What has happened over the years is that I have become more frugal in my cooking approach. I still like to cook, but I now tend to buy old fashioned cuts of meat, and like to cook them long and slow. I use a lot of beans. I make my own stocks. I buy whole chickens and joint them, rather than buying individual pieces, which are far more expensive. I also like to buy better quality meat, but use less of it, maximising flavour.
As our children grow older, we tend to have, as a family, a bit more time, and thus I find I am able to cook a bit more again. I am trying to introduce my children to more adventurous tastes and I think generally they eat very well.

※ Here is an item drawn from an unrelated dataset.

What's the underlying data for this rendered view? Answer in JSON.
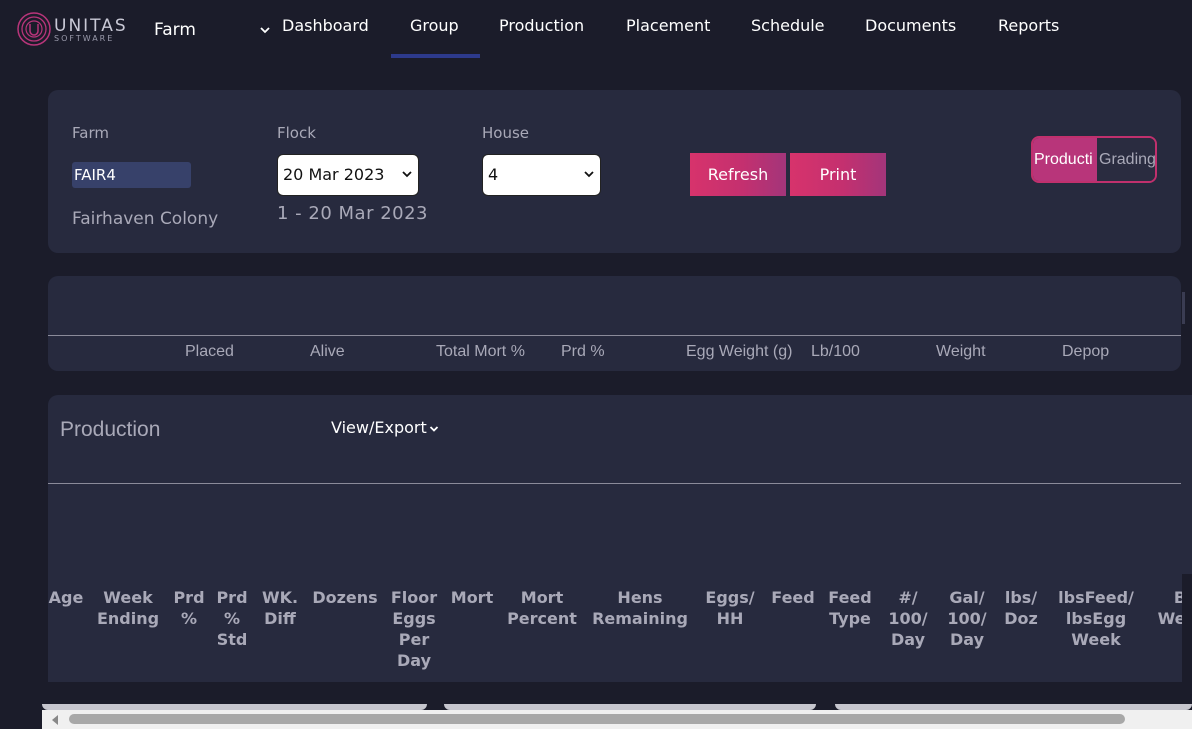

This weekend I ended up cooking a lot more than usual. On Sunday morning I cooked omelettes for breakfast, but mixed it up a bit by including ricotta cheese, spring onions and a bit of fresh coriander. They were light, fluffy, and very yummy. I also made a pasta, very simple actually, mixed with fried bread crumbs, pine nuts, feta cheese and basil. Our main dinner on Sunday was a pot roast of shoulder of lamb with aubergine and Greek cheese (a bit like haloumi).
Finally, this week I have decided to make confit of duck, which I've never tried before. I'll let you know how it turned out. So far all I have done is prepare the duck legs, which need to sit in the fridge overnight and cure slightly. I've put the duck legs in a dish, sprinkled with lots of salt, pepper, and thyme. Tomorrow I will remove the legs, wipe them down and remove all the 'marinade' ingredients, place them in a pot, cover with goose fat and then cook on as low a heat as possible, for at least three hours. The idea is that the duck legs cool in the fat and are preserved, as long as they are covered in fat. When it comes to the dish itself, you remove a couple of legs, wipe off excess fat, and fry until the skin is crispy. The duck is then served with beans, which have been cooked in a little stock and lardons of bacon. Seems pretty yum to me!